“We’re exploring all the alternatives in the marketplace for us, just to get out of gas consumption,” O’Tormey says. “And we know we owe the environment … to come up with a technology that does not impact the environment.”

This summer, the Postal Service is testing the latest generation of hydrogen fuel-cell vehicles with General Motors.

“We’ll test anything!” O’Tormey says. “Propane, compressed natural gas, biodiesel, electric. We have electric vehicles delivering packages in midtown Manhattan, and we have plenty of test sites, from the Grand Canyon to Alaska.”

Considering that each one-cent increase in the cost of petroleum-based fuels costs the USPS $8 million more, it’s no wonder officials want to burn anything but non-renewable sources. Maybe it will help keep down the price of a stamp.

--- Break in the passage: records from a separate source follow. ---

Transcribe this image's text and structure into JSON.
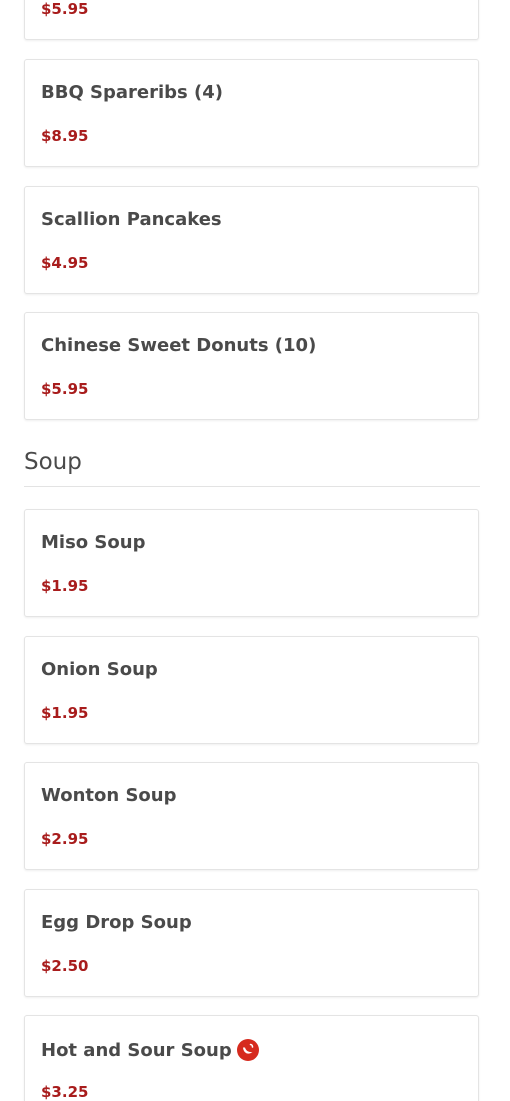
{
  "appetizers": {
    "items": [
      {
        "name": "",
        "price": "$5.95"
      },
      {
        "name": "BBQ Spareribs (4)",
        "price": "$8.95"
      },
      {
        "name": "Scallion Pancakes",
        "price": "$4.95"
      },
      {
        "name": "Chinese Sweet Donuts (10)",
        "price": "$5.95"
      }
    ]
  },
  "soup": {
    "title": "Soup",
    "items": [
      {
        "name": "Miso Soup",
        "price": "$1.95"
      },
      {
        "name": "Onion Soup",
        "price": "$1.95"
      },
      {
        "name": "Wonton Soup",
        "price": "$2.95"
      },
      {
        "name": "Egg Drop Soup",
        "price": "$2.50"
      },
      {
        "name": "Hot and Sour Soup",
        "price": "$3.25",
        "spicy_icon": "spicy-pepper-icon"
      }
    ]
  },
  "colors": {
    "price": "#a81c1c",
    "spicy_badge": "#d62a1e",
    "text": "#4a4a4a",
    "border": "#e4e4e4"
  }
}
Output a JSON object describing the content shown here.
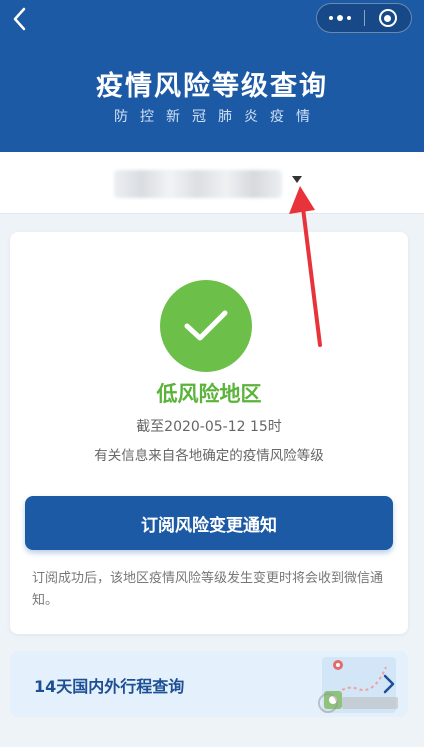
{
  "header": {
    "title": "疫情风险等级查询",
    "subtitle": "防控新冠肺炎疫情",
    "back_icon": "chevron-left-icon",
    "more_icon": "more-dots-icon",
    "close_icon": "target-close-icon",
    "bg_color": "#1d5aa6"
  },
  "region": {
    "value": "",
    "dropdown_icon": "triangle-down-icon"
  },
  "result": {
    "status_icon": "check-icon",
    "status_color": "#6cc04a",
    "risk_level": "低风险地区",
    "as_of": "截至2020-05-12 15时",
    "source_note": "有关信息来自各地确定的疫情风险等级"
  },
  "subscribe": {
    "button_label": "订阅风险变更通知",
    "note": "订阅成功后，该地区疫情风险等级发生变更时将会收到微信通知。"
  },
  "travel": {
    "label": "14天国内外行程查询",
    "chevron_icon": "chevron-right-icon"
  },
  "annotation": {
    "arrow_color": "#e8333a"
  }
}
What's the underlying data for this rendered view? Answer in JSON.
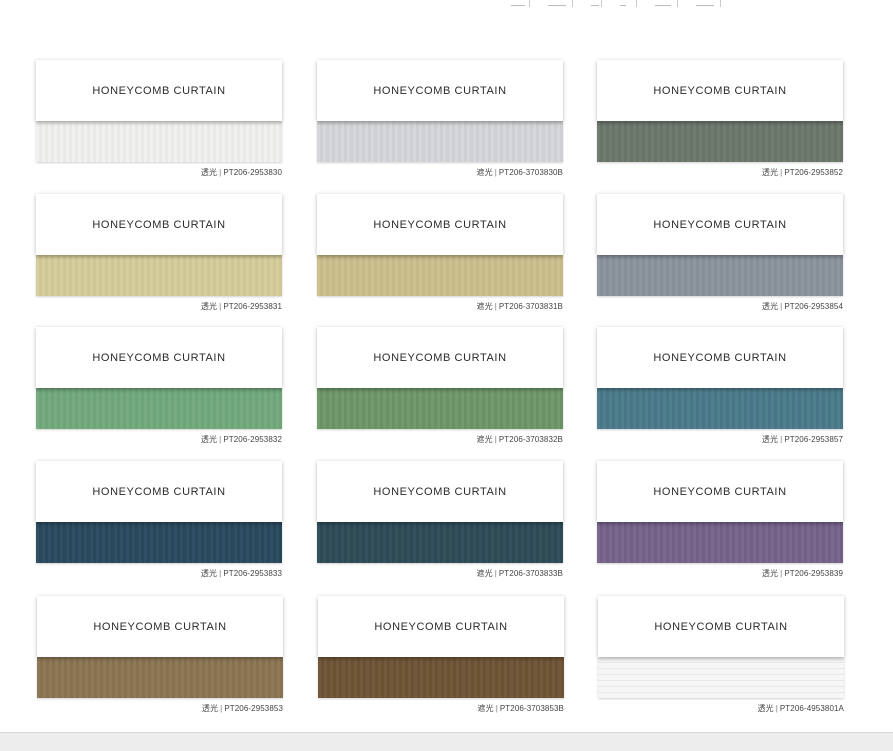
{
  "header_marks": [
    "",
    "",
    "",
    "",
    "",
    ""
  ],
  "cards": [
    {
      "title": "HONEYCOMB CURTAIN",
      "type": "透光",
      "code": "PT206-2953830",
      "color": "#f1f1ef"
    },
    {
      "title": "HONEYCOMB CURTAIN",
      "type": "遮光",
      "code": "PT206-3703830B",
      "color": "#d4d6d9"
    },
    {
      "title": "HONEYCOMB CURTAIN",
      "type": "透光",
      "code": "PT206-2953852",
      "color": "#6c776c"
    },
    {
      "title": "HONEYCOMB CURTAIN",
      "type": "透光",
      "code": "PT206-2953831",
      "color": "#d6cc9b"
    },
    {
      "title": "HONEYCOMB CURTAIN",
      "type": "遮光",
      "code": "PT206-3703831B",
      "color": "#cbbf8c"
    },
    {
      "title": "HONEYCOMB CURTAIN",
      "type": "透光",
      "code": "PT206-2953854",
      "color": "#8a929d"
    },
    {
      "title": "HONEYCOMB CURTAIN",
      "type": "透光",
      "code": "PT206-2953832",
      "color": "#71a97b"
    },
    {
      "title": "HONEYCOMB CURTAIN",
      "type": "遮光",
      "code": "PT206-3703832B",
      "color": "#6d9669"
    },
    {
      "title": "HONEYCOMB CURTAIN",
      "type": "透光",
      "code": "PT206-2953857",
      "color": "#4a7a8a"
    },
    {
      "title": "HONEYCOMB CURTAIN",
      "type": "透光",
      "code": "PT206-2953833",
      "color": "#28495e"
    },
    {
      "title": "HONEYCOMB CURTAIN",
      "type": "遮光",
      "code": "PT206-3703833B",
      "color": "#2d4b57"
    },
    {
      "title": "HONEYCOMB CURTAIN",
      "type": "透光",
      "code": "PT206-2953839",
      "color": "#76628a"
    },
    {
      "title": "HONEYCOMB CURTAIN",
      "type": "透光",
      "code": "PT206-2953853",
      "color": "#8b7552"
    },
    {
      "title": "HONEYCOMB CURTAIN",
      "type": "遮光",
      "code": "PT206-3703853B",
      "color": "#6f5435"
    },
    {
      "title": "HONEYCOMB CURTAIN",
      "type": "透光",
      "code": "PT206-4953801A",
      "color": "#f6f6f6"
    }
  ]
}
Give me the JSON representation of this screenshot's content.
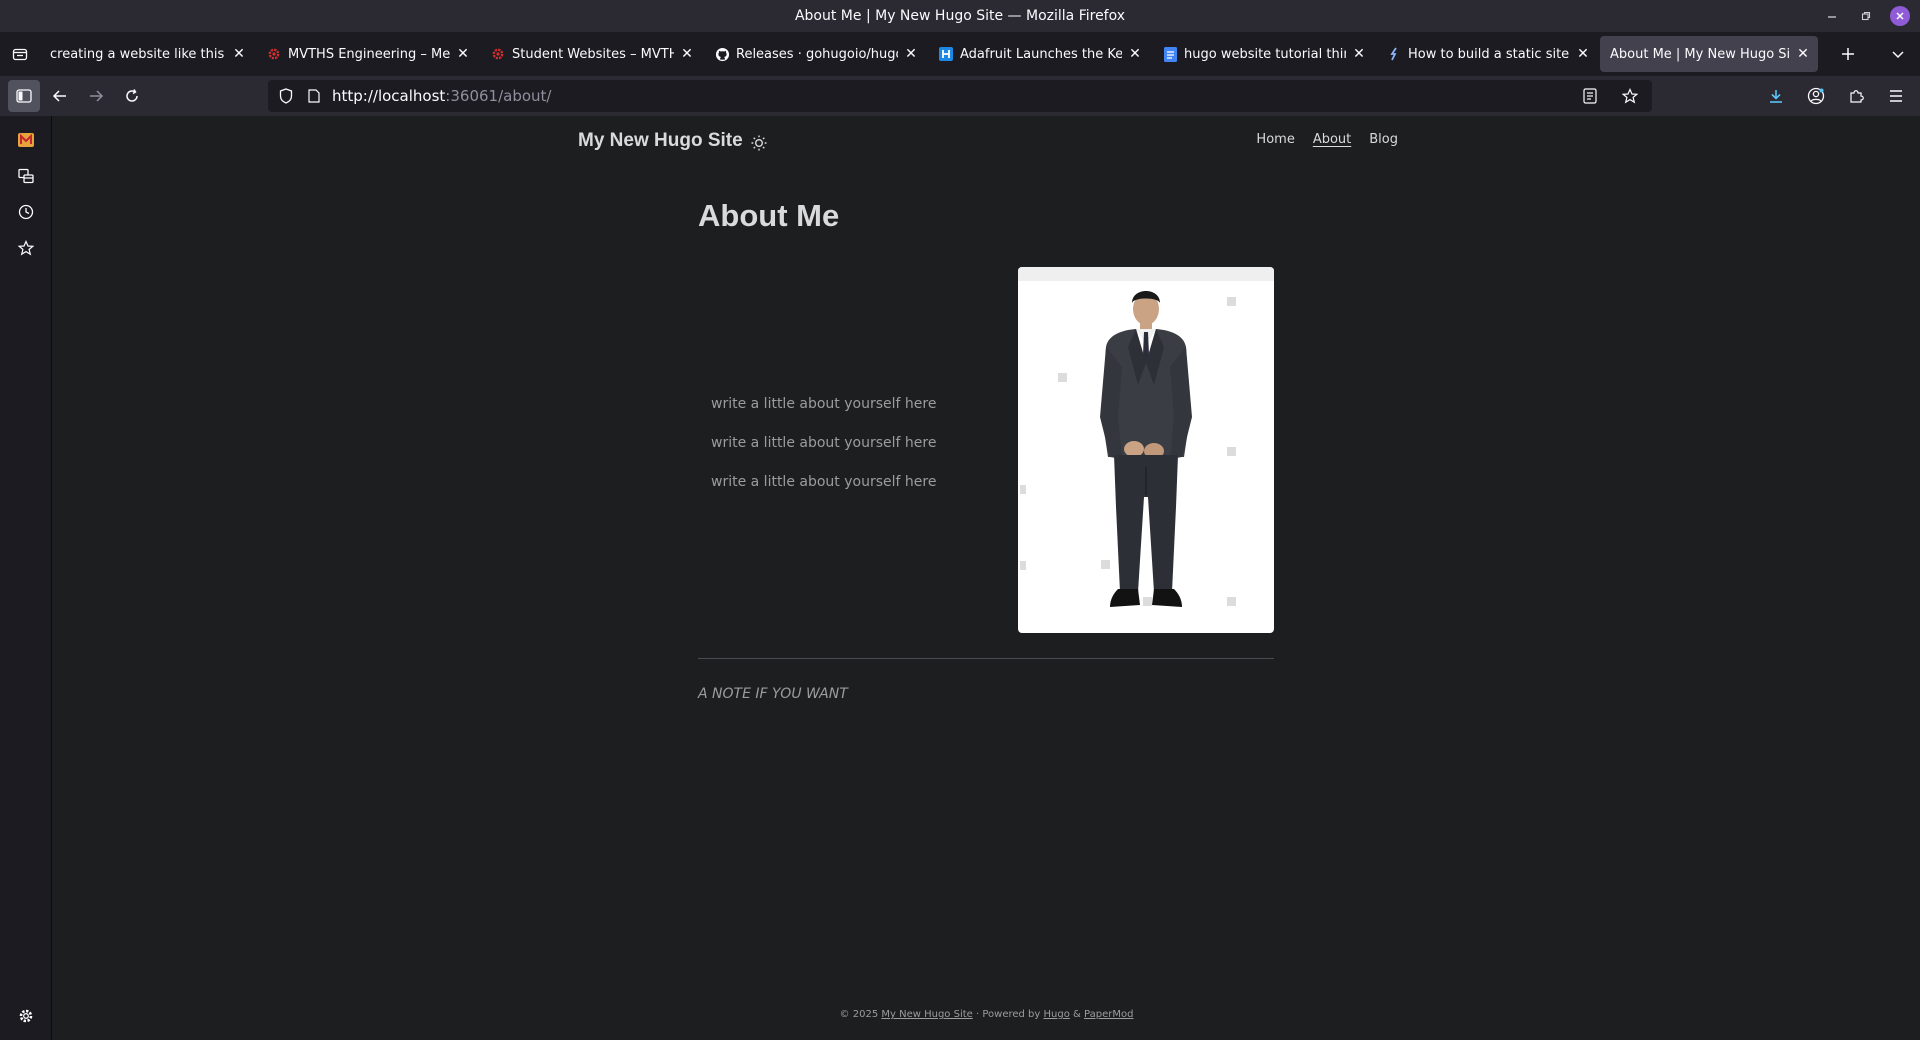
{
  "window": {
    "title": "About Me | My New Hugo Site — Mozilla Firefox"
  },
  "tabs": [
    {
      "label": "creating a website like this using",
      "favicon": "blank-icon",
      "active": false
    },
    {
      "label": "MVTHS Engineering – Medfi",
      "favicon": "gear-red-icon",
      "active": false
    },
    {
      "label": "Student Websites – MVTHS",
      "favicon": "gear-red-icon",
      "active": false
    },
    {
      "label": "Releases · gohugoio/hugo",
      "favicon": "github-icon",
      "active": false
    },
    {
      "label": "Adafruit Launches the Kee B",
      "favicon": "hackster-icon",
      "active": false
    },
    {
      "label": "hugo website tutorial thing",
      "favicon": "docs-icon",
      "active": false
    },
    {
      "label": "How to build a static site wit",
      "favicon": "hugo-icon",
      "active": false
    },
    {
      "label": "About Me | My New Hugo Site",
      "favicon": "none",
      "active": true
    }
  ],
  "urlbar": {
    "host": "http://localhost",
    "path": ":36061/about/"
  },
  "site": {
    "logo": "My New Hugo Site",
    "menu": [
      "Home",
      "About",
      "Blog"
    ],
    "current_menu": "About"
  },
  "post": {
    "title": "About Me",
    "paragraphs": [
      "write a little about yourself here",
      "write a little about yourself here",
      "write a little about yourself here"
    ],
    "note": "A NOTE IF YOU WANT"
  },
  "footer": {
    "prefix": "© 2025",
    "site_link": "My New Hugo Site",
    "powered_by": "· Powered by",
    "hugo": "Hugo",
    "amp": "&",
    "theme": "PaperMod"
  },
  "colors": {
    "page_bg": "#1d1e20",
    "chrome_bg": "#2b2a33",
    "tab_active": "#42414d",
    "accent": "#8f5bd6"
  }
}
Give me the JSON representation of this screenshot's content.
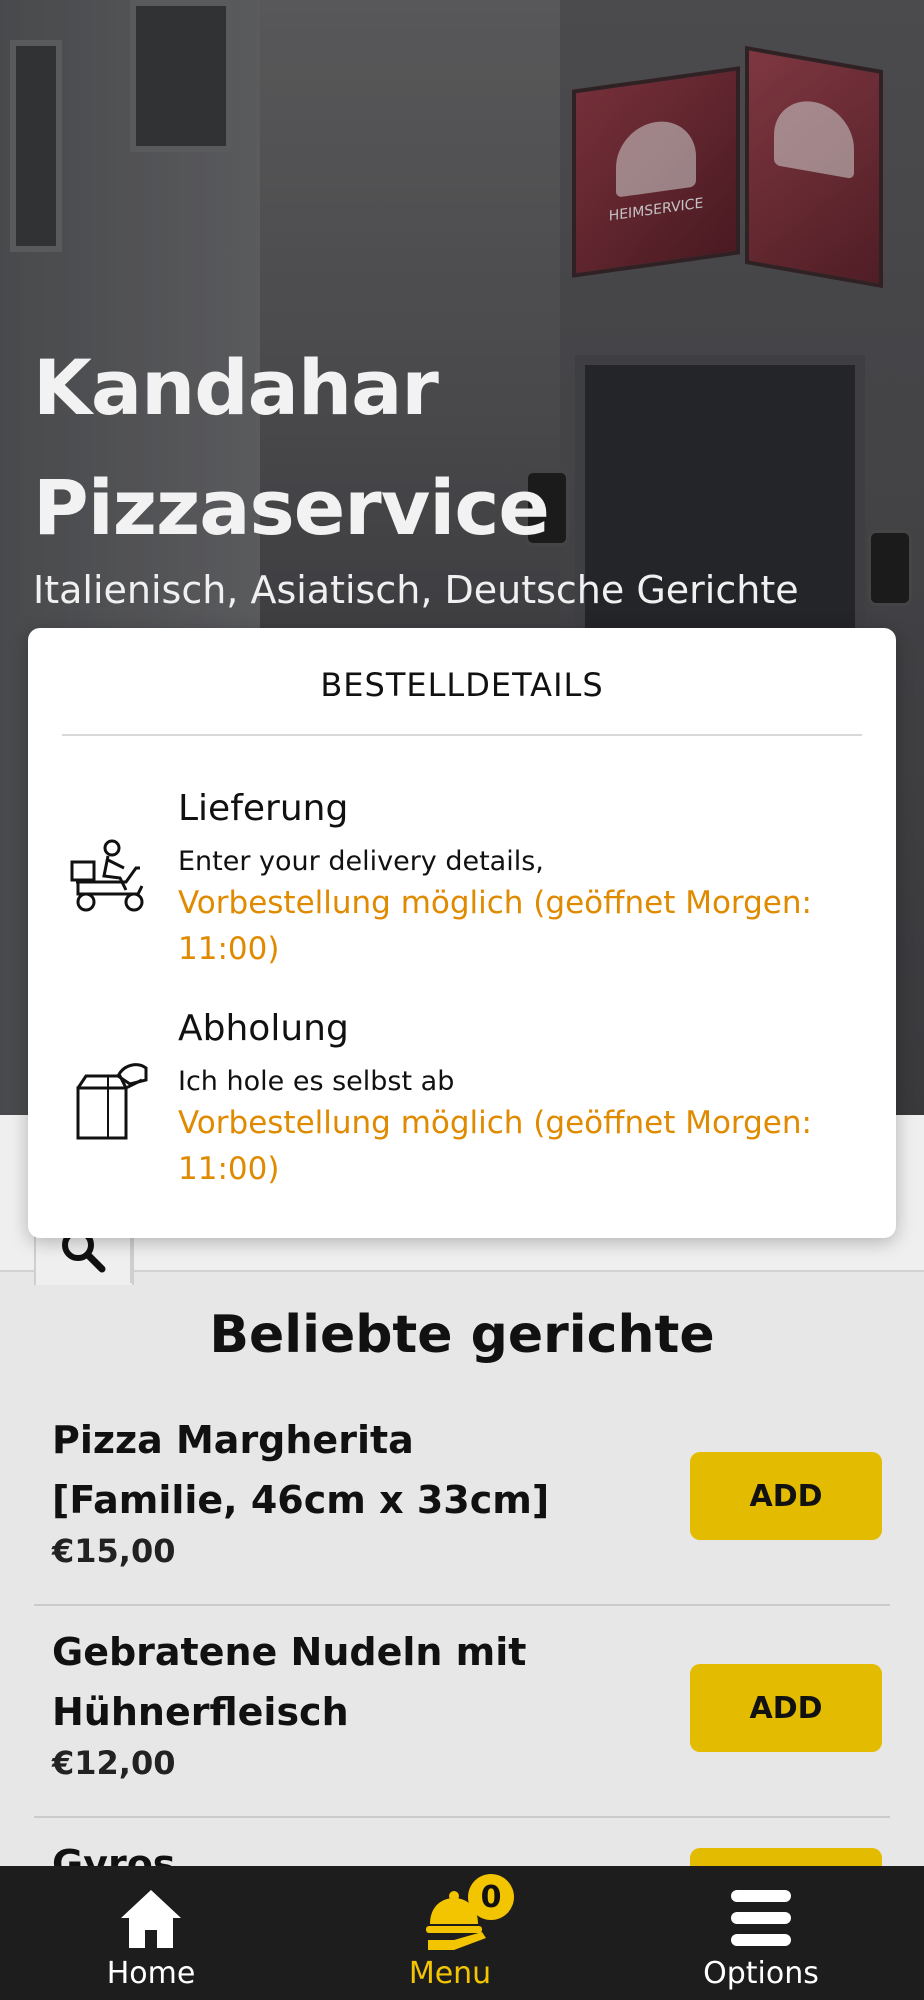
{
  "hero": {
    "title_line1": "Kandahar",
    "title_line2": "Pizzaservice",
    "subtitle": "Italienisch, Asiatisch, Deutsche Gerichte",
    "sign_text": "HEIMSERVICE"
  },
  "modal": {
    "title": "BESTELLDETAILS",
    "options": [
      {
        "icon": "delivery-scooter-icon",
        "title": "Lieferung",
        "description": "Enter your delivery details,",
        "note": "Vorbestellung möglich (geöffnet Morgen: 11:00)"
      },
      {
        "icon": "pickup-bag-icon",
        "title": "Abholung",
        "description": "Ich hole es selbst ab",
        "note": "Vorbestellung möglich (geöffnet Morgen: 11:00)"
      }
    ]
  },
  "search": {
    "icon": "search-icon"
  },
  "popular": {
    "title": "Beliebte gerichte",
    "items": [
      {
        "name": "Pizza Margherita [Familie, 46cm x 33cm]",
        "price": "€15,00",
        "button": "ADD"
      },
      {
        "name": "Gebratene Nudeln mit Hühnerfleisch",
        "price": "€12,00",
        "button": "ADD"
      },
      {
        "name": "Gyros",
        "price": "",
        "button": "ADD"
      }
    ]
  },
  "bottom_nav": {
    "items": [
      {
        "label": "Home",
        "icon": "home-icon",
        "active": false
      },
      {
        "label": "Menu",
        "icon": "cloche-icon",
        "active": true,
        "badge": "0"
      },
      {
        "label": "Options",
        "icon": "hamburger-menu-icon",
        "active": false
      }
    ]
  },
  "colors": {
    "accent": "#e3bb00",
    "note": "#e08a00",
    "nav_bg": "#1d1d1d",
    "active_nav": "#f2c500"
  }
}
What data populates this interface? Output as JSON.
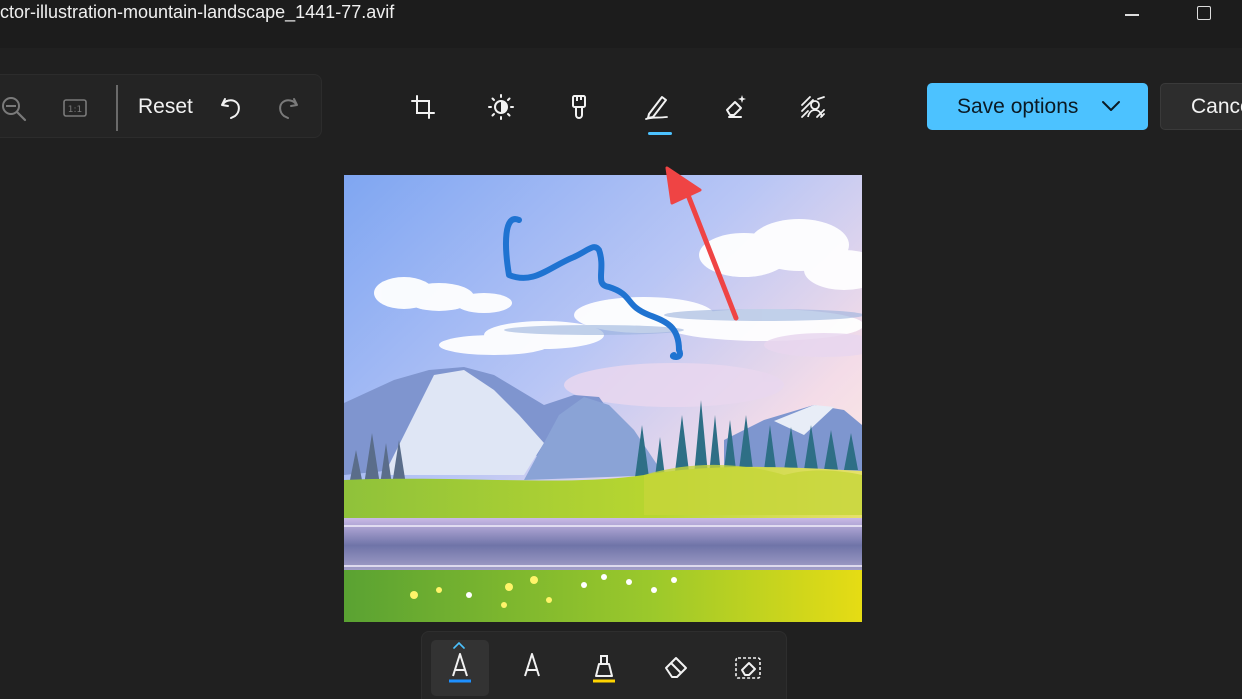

MO Gov Candidates Debate Ethanol

As we reported back on July 16th, ethanol has become a key issue in the race for Missouri’s governor office. Tonight, the two key opponents in the debate over Missouri’s ethanol mandate, one of the first in the nation, faced off in a televised debate.

Republicans Congressman Kenny Hulshof and State Treasurer Sarah Steelman tangled over each other’s positions on the green fuel… with Hulshof backing Missouri’s ethanol mandate and Steelman siding with Big Oil and calling for repeal of the mandate.

During the debate on Springfield’s KY3-TV, Hulshof defended ethanol saying the big oil companies have spent tens of millions of dollars to blame ethanol for the nation’s energy woes. He says Steelman has been misled down that path, when in fact, “the only solution we’ve been able to come up with as far as increasing our supply of energy has been domestic biofuels. Instead of looking to the Mideast for our energy needs, why aren’t we looking to the Midwest?”

Hulshof also pointed out that ethanol is being credited with keeping gas prices down by up to 40 cents a gallon. And in Missouri, where a 10 percent ethanol requirement for nearly every gallon of gas sold is in effect, we are enjoying some of the lowest prices in the country (Coincidence? I think not!).

You can here both of their comments on the KY3 web site.

While I realize that this is a Missouri debate before our August 5th primary, I think it is indicative of the debate and attacks that ethanol and biodiesel are undergoing across the country. Keep an eye on this race… it could have implications throughout the U.S.